Your task: Your task is to copy every line of this material exactly.

Data:
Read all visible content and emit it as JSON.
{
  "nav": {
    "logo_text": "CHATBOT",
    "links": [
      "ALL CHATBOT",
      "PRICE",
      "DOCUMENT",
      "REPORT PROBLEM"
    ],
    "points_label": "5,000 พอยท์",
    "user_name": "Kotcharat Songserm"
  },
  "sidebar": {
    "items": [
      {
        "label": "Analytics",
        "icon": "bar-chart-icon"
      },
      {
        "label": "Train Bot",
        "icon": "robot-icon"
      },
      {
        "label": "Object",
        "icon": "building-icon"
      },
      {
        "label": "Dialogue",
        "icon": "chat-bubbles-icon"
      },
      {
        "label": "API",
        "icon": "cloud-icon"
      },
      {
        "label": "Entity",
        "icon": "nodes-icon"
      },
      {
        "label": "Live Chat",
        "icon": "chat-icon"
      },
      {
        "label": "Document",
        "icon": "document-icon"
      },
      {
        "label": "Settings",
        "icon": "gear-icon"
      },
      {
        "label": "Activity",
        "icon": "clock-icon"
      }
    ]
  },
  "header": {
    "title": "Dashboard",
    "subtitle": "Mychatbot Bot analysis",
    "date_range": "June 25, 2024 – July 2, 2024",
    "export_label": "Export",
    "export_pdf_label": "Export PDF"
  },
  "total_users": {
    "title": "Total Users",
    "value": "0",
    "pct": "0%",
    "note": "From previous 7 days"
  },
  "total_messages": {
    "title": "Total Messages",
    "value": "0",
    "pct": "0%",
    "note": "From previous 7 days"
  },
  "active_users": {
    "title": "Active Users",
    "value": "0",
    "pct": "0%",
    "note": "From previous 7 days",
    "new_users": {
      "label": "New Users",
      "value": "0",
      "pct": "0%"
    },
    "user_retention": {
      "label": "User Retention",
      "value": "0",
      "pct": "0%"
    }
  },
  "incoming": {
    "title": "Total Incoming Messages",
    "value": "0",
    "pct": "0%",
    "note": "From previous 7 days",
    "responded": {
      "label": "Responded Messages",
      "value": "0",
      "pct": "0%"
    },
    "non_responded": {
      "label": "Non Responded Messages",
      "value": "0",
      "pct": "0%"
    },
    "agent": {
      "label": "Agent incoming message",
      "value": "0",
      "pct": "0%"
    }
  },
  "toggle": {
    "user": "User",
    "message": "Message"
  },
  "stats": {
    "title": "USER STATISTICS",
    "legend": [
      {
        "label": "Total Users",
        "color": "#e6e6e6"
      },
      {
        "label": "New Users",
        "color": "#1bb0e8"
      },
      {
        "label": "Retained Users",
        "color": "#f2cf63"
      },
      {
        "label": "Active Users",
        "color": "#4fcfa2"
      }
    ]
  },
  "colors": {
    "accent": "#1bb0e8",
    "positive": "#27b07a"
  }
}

Response box:
Read all visible content and emit it as JSON.
{
  "nav": {
    "logo_text": "CHATBOT",
    "links": [
      "ALL CHATBOT",
      "PRICE",
      "DOCUMENT",
      "REPORT PROBLEM"
    ],
    "points_label": "5,000 พอยท์",
    "user_name": "Kotcharat Songserm"
  },
  "sidebar": {
    "items": [
      {
        "label": "Analytics",
        "icon": "bar-chart-icon"
      },
      {
        "label": "Train Bot",
        "icon": "robot-icon"
      },
      {
        "label": "Object",
        "icon": "building-icon"
      },
      {
        "label": "Dialogue",
        "icon": "chat-bubbles-icon"
      },
      {
        "label": "API",
        "icon": "cloud-icon"
      },
      {
        "label": "Entity",
        "icon": "nodes-icon"
      },
      {
        "label": "Live Chat",
        "icon": "chat-icon"
      },
      {
        "label": "Document",
        "icon": "document-icon"
      },
      {
        "label": "Settings",
        "icon": "gear-icon"
      },
      {
        "label": "Activity",
        "icon": "clock-icon"
      }
    ]
  },
  "header": {
    "title": "Dashboard",
    "subtitle": "Mychatbot Bot analysis",
    "date_range": "June 25, 2024 – July 2, 2024",
    "export_label": "Export",
    "export_pdf_label": "Export PDF"
  },
  "total_users": {
    "title": "Total Users",
    "value": "0",
    "pct": "0%",
    "note": "From previous 7 days"
  },
  "total_messages": {
    "title": "Total Messages",
    "value": "0",
    "pct": "0%",
    "note": "From previous 7 days"
  },
  "active_users": {
    "title": "Active Users",
    "value": "0",
    "pct": "0%",
    "note": "From previous 7 days",
    "new_users": {
      "label": "New Users",
      "value": "0",
      "pct": "0%"
    },
    "user_retention": {
      "label": "User Retention",
      "value": "0",
      "pct": "0%"
    }
  },
  "incoming": {
    "title": "Total Incoming Messages",
    "value": "0",
    "pct": "0%",
    "note": "From previous 7 days",
    "responded": {
      "label": "Responded Messages",
      "value": "0",
      "pct": "0%"
    },
    "non_responded": {
      "label": "Non Responded Messages",
      "value": "0",
      "pct": "0%"
    },
    "agent": {
      "label": "Agent incoming message",
      "value": "0",
      "pct": "0%"
    }
  },
  "toggle": {
    "user": "User",
    "message": "Message"
  },
  "stats": {
    "title": "USER STATISTICS",
    "legend": [
      {
        "label": "Total Users",
        "color": "#e6e6e6"
      },
      {
        "label": "New Users",
        "color": "#1bb0e8"
      },
      {
        "label": "Retained Users",
        "color": "#f2cf63"
      },
      {
        "label": "Active Users",
        "color": "#4fcfa2"
      }
    ]
  },
  "colors": {
    "accent": "#1bb0e8",
    "positive": "#27b07a"
  }
}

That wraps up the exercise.